In its ongoing feud with VISA over credit card fees, Walmart Canada stopped accepting Visa credit cards in its 16 stores in Manitoba, as of October 24th. Walmart continues to threaten to ban Visa from the balance of its 400 Canadian stores if Visa doesn’t lower its interchange fees.
The question is whether Canadians should be rooting for Walmart or Visa. If Canadians love their rewards credit cards, they should be vigorously supporting Visa.
What Canadian consumers need to understand, is that interchange fees are the source of revenue that fund their rewards programs. No interchange fees, no rewards.
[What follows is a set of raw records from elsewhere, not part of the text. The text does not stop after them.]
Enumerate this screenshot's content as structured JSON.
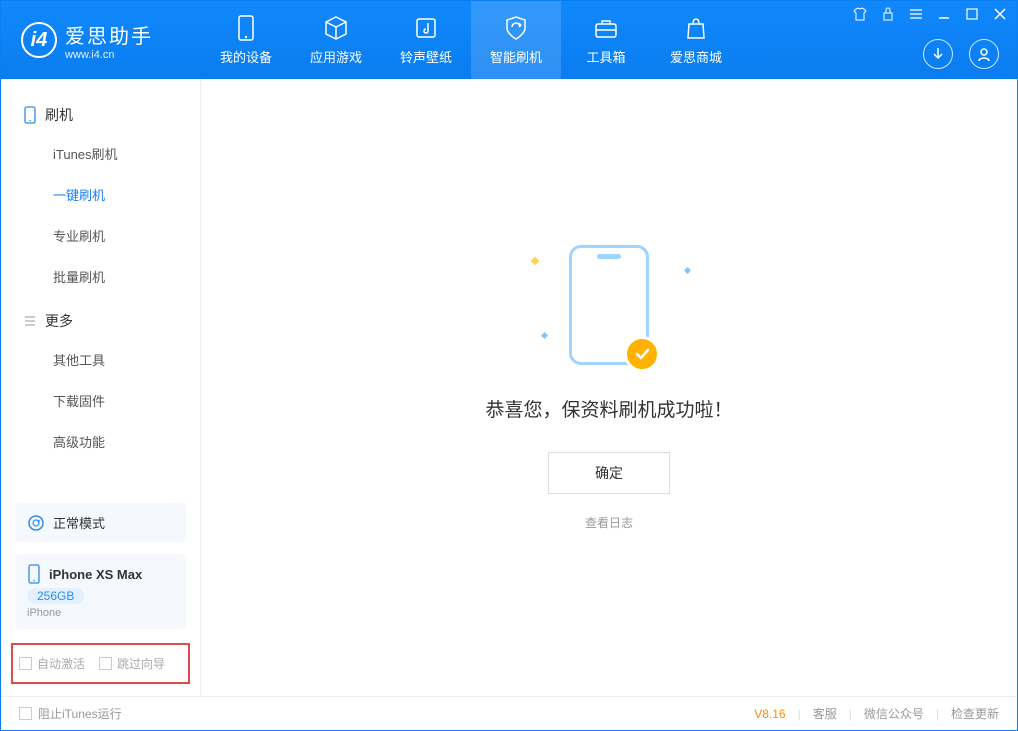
{
  "app": {
    "title": "爱思助手",
    "subtitle": "www.i4.cn"
  },
  "nav": [
    {
      "label": "我的设备",
      "icon": "device"
    },
    {
      "label": "应用游戏",
      "icon": "cube"
    },
    {
      "label": "铃声壁纸",
      "icon": "music"
    },
    {
      "label": "智能刷机",
      "icon": "shield"
    },
    {
      "label": "工具箱",
      "icon": "toolbox"
    },
    {
      "label": "爱思商城",
      "icon": "bag"
    }
  ],
  "nav_active_index": 3,
  "sidebar": {
    "group1": {
      "title": "刷机",
      "items": [
        "iTunes刷机",
        "一键刷机",
        "专业刷机",
        "批量刷机"
      ],
      "active_index": 1
    },
    "group2": {
      "title": "更多",
      "items": [
        "其他工具",
        "下载固件",
        "高级功能"
      ]
    }
  },
  "mode_card": {
    "label": "正常模式"
  },
  "device_card": {
    "name": "iPhone XS Max",
    "storage": "256GB",
    "type": "iPhone"
  },
  "options": {
    "auto_activate": "自动激活",
    "skip_guide": "跳过向导"
  },
  "main": {
    "success_text": "恭喜您，保资料刷机成功啦！",
    "ok": "确定",
    "view_log": "查看日志"
  },
  "footer": {
    "block_itunes": "阻止iTunes运行",
    "version": "V8.16",
    "cs": "客服",
    "wechat": "微信公众号",
    "update": "检查更新"
  }
}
Retailers are looking to reduce interchange fees to enhance their own profits, not to benefit the consumer – the consumer already benefits.
1. Visa fees are necessary to fund credit card rewards programs
The fee Visa charges merchants is called interchange. 100% of the interchange fees from any given transaction go to the issuing credit card company. Credit card companies then use the revenues collected from interchange fees to pay for operations, and more specifically, for credit card rewards programs.
Currently, Visa and MasterCard have agreed to charge an average interchange fee of 1.5% to all merchants. As a result, some cards for some merchants might cost retailers 2%, others 1.25% per transaction. Your credit card issuer, then uses its interchange revenue to fund your rewards rate of 1%-2%. Some banks even lose money on the difference between how much they collect in interchange revenues, and how much they give back to cardholders in rewards. They make up their profit on fees and interest charges.
If interchange revenues decline, credit card companies will lose the source of funding for rewards programs. As a result, consumers will lose out on their cash back, miles and points programs.
2. Lowering fees will mean less, or no, credit card rewards
Luckily, Canadians don’t have to guess the results of lower interchange. On Dec 9, 2015 the European Union forced a mandatory drop in interchange fees to .3% for Visa and MasterCard in Europe.
The results were stark and immediate. In April, 2015 CapitalOne U.K. cancelled ALL of its rewards cards, saying EU rules meant they were “no longer sustainable.” Royal Bank of Scotland and NatWest ended their “Your Points” scheme. Tesco cut its reward rate by half and in February of 2016 M&S Bank cut its reward program by half as well.
We would forecast a similar reaction by Canadian credit card issuers to a dramatic drop in interchange fees.
3. No evidence a drop in Visa fees will result in a drop in retail prices
Currently, Canadians consumers are the one’s benefiting from interchange fees. If interchange fees are dropped, the only way consumers can be made whole is if they see a similar drop in retail prices. However, neither Walmart, nor any other merchants, have guaranteed how much of their interchange savings would be passed on to consumers versus shareholders.
As a result, why should Canadian consumers, the vast majority of whom use some type of cash back, rewards or travel credit card, be happy sharing their current rewards with Walmart? What do they gain from it?
The answer is Canadian cardholders would literally gain nothing from a reduction in interchange, since it’s merely a shift of the same bundle of income from their pockets, to those of the retailer. They could ONLY lose.
4. Walmart’s battle may force regulators to work for smaller merchants
A reduction in interchange rates at Walmart alone may not be large enough to force Canadian credit card issuers to drop the value of their rewards rates in the short term. However, if Walmart gets a “special” interchange rate reduction, Loblaw, IGA and Metro will all be asking for the same, since they match Walmart’s size in Canada.
Moreover, if Walmart is victorious, Canadian regulators will likely be under intense pressure to act on behalf of smaller merchants, represented by the CFIB, who don’t have the size to rumble with the likes of Visa and Mastercard. Merchants will point to the EU and Australia, and ask why our government can’t stand up to Visa and Mastercard in similar fashion.
What needs to be understood first and foremost, is that the battle over interchange fees is not about creating value for Canadian consumers. Most, if not all, current interchange fees extracted from merchants is passed back to consumers in the form of cash back, miles and points.
The battle over interchange fees is about merchant control and margin enhancement. The Walmart’s of the world don’t want the banks playing with their 1.5%. They want to be the ones who determine how much to give back to the consumer, and how much to keep for themselves.
Canadian consumers should be perfectly happy with the job Visa and MasterCard are doing extracting 1.5%+- from retailers and putting it in their pockets. It’s a super efficient redistribution of income that has benefited Canadian cardholder extremely effectively. There’s no upside in giving it back to the retailer.